I’ve been avoiding Ropecon for the last ten years or so, but since I missed both JunaCon and JyCon — both more interesting cons for various reasons — I decided to go for Ropecon this year. It’d be a day trip to Espoo, meaning two hours or so of driving both ways and about eight hours of playing games.
Most of those eight hours would be reserved for 18xx. Our game of choice was 1865 Sardinia, which had just arrived. We had two copies and eight players (there were more interested players, but the game only takes four players). So, we had two games running at the same time.
Our table had bunch of experienced 18xx players, which is always nice. It’s kind of stupid to make the long trip, since I could’ve just organized an 18xx game in Tampere, thus removing the four-five hours of driving. However, playing in Tampere would mean more of a newbie game. Also, in Ropecon I got Kimmo, a regular PBEM opponent of mine, sitting at the same table.
1865 Sardinia is an interesting game. It shakes many standard features of 18xx games. I wrote an entry about it back in November (see 1865: Sardinia, which for some reason is actually on top of the search results for “1865 sardinia” in Google), which summarizes many of the changes. So, how things work out in practise?
The board is small and full of rivers and mountains. Those do not hinder track-laying at all, however. The cost is in the tokening! To lay a token, you must trace a route on the map and pay all hex-side costs to lay the token. The longer the route, the more traffic you’re able to get from villages, but the higher the price. That’s very clever.
The whole traffic system is very nice and removes all the annoying route-calculation and optimization. Towns and villages produce traffic, which is collected on the company charter in the form of cubes. Trains provide coverage, and your revenue is the smaller value of your coverage and traffic.
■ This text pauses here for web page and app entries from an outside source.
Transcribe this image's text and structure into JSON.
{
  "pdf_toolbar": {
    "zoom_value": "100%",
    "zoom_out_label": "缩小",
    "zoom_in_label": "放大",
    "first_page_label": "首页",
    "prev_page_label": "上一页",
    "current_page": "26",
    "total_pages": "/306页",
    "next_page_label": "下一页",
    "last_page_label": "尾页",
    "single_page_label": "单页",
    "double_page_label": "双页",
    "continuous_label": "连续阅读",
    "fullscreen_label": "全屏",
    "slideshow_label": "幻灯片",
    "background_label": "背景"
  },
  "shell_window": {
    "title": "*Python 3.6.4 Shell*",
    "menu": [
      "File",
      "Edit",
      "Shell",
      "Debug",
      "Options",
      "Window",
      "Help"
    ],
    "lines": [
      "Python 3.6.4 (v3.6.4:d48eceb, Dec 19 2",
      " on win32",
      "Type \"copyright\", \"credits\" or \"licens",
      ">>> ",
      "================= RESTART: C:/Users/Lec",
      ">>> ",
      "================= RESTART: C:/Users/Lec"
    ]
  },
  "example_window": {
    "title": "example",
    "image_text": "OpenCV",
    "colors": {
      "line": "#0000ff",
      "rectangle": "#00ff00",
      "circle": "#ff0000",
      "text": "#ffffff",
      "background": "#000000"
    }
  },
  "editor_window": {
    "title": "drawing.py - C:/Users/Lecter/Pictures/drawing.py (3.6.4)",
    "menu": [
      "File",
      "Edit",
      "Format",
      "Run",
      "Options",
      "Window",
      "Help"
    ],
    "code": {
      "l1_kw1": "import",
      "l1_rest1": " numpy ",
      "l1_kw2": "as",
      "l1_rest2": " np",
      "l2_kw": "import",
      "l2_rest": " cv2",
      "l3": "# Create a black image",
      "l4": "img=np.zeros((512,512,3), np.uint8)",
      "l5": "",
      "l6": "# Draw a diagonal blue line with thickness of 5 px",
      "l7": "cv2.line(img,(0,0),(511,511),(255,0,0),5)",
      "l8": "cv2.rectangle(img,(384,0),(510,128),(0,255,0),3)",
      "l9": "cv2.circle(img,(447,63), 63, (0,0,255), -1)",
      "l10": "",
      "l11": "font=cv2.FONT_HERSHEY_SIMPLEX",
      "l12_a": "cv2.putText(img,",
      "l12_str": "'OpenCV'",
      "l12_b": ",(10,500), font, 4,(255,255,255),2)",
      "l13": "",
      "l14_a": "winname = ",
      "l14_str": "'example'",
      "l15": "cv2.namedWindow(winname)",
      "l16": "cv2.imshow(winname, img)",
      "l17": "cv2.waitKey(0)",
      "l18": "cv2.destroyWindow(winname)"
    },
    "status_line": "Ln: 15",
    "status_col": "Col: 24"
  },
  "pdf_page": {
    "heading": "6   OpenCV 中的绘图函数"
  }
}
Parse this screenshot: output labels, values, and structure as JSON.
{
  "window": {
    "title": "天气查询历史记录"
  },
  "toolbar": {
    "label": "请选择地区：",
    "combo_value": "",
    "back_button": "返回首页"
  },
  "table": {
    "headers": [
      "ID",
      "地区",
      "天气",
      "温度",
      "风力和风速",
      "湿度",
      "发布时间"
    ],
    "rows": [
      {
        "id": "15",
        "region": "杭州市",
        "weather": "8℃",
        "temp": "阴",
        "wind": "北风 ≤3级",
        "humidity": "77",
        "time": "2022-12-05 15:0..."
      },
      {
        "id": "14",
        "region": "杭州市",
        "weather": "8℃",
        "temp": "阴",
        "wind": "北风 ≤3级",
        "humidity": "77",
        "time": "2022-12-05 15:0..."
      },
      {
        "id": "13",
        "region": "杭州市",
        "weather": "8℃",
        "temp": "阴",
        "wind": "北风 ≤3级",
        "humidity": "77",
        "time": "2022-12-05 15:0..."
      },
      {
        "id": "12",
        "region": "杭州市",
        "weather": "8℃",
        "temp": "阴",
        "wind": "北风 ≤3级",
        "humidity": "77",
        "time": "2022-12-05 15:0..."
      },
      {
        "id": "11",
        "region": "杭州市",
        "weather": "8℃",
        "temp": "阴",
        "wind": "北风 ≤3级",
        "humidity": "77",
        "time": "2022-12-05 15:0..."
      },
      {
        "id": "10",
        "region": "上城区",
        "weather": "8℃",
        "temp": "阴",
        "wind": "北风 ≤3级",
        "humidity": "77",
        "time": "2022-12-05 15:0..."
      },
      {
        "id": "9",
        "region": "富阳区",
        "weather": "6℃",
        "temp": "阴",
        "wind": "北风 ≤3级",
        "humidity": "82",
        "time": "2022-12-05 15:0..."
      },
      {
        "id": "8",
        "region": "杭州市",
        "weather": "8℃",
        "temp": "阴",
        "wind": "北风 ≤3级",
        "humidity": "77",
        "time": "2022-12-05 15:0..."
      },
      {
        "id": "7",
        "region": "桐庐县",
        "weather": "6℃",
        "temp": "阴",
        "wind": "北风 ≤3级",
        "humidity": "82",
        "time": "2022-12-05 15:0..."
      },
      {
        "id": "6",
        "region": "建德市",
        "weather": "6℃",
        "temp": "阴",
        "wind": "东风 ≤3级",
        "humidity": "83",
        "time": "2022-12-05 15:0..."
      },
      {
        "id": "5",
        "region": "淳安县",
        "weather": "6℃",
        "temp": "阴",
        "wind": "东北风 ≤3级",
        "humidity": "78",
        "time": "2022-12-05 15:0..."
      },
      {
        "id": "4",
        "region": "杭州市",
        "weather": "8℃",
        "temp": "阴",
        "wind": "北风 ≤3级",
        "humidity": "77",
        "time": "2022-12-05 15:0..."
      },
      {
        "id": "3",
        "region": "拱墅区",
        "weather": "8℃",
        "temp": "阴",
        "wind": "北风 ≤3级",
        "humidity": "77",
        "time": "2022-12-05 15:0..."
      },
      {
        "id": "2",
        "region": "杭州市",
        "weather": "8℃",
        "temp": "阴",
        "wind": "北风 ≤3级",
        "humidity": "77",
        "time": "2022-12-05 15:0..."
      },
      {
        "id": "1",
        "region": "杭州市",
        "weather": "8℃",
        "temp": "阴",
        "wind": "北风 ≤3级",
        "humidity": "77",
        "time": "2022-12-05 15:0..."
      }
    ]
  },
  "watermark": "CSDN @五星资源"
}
The mergers are fun. The acquiring company must pay all the shares, sometimes with a premium included, so you get a good influx of money in your personal account. The acquiring company gets more tokens, more traffic, all the assets from the acquired company… It’s particularly great when you have a company that has more traffic than coverage and a company that has more coverage than traffic. Merge two, and things are balanced.
Mergers also open up the board in the late game, as tokens are removed from the board. The merged companies can then reappear. It’s interesting, but in our game we probably got a bit carried away with the mergers.
Our game took good six hours, more than expected. The other table was at least an hour faster and they even had some 18xx newbies. So, we played slowly. Our game stalled a bit at times and probably the mergers we did slowed down the game a bit. It didn’t drag that much, though, so it was all good. However, the length means I won’t be getting 1865 on table any time soon. Fortunately there are ps18xx files for it, so I can always play PBEM (I’ve already got a 1865 game going with Kimmo and Jeroen Doumen).
I also played South African Railroads. It’s already my third game and I must say I like this game. It’s short but charming. Valuing the shares is interesting and the building game is a nice race to block and to connect. The action selection mechanism just works.
I also got to try Colorado Midland from this year’s Essen set. The game is very baffling at first. The idea of the railroads starting on the east edge of the board and making the long and winded way to the western mines like Silverton or Telluride sounds incomprehensible at first. But guess what! The railroads did reach both of those far-away mines.
The game is actually very interesting, the timing of the mines is an interesting challenge. The game’s also pretty short (our game took just 30 minutes) and has no auctions or money involved, making it stand out from other Winsome titles. This one’s a winner.
Some guys starting a game of Eclipse:
View of the Ropecon board game hall: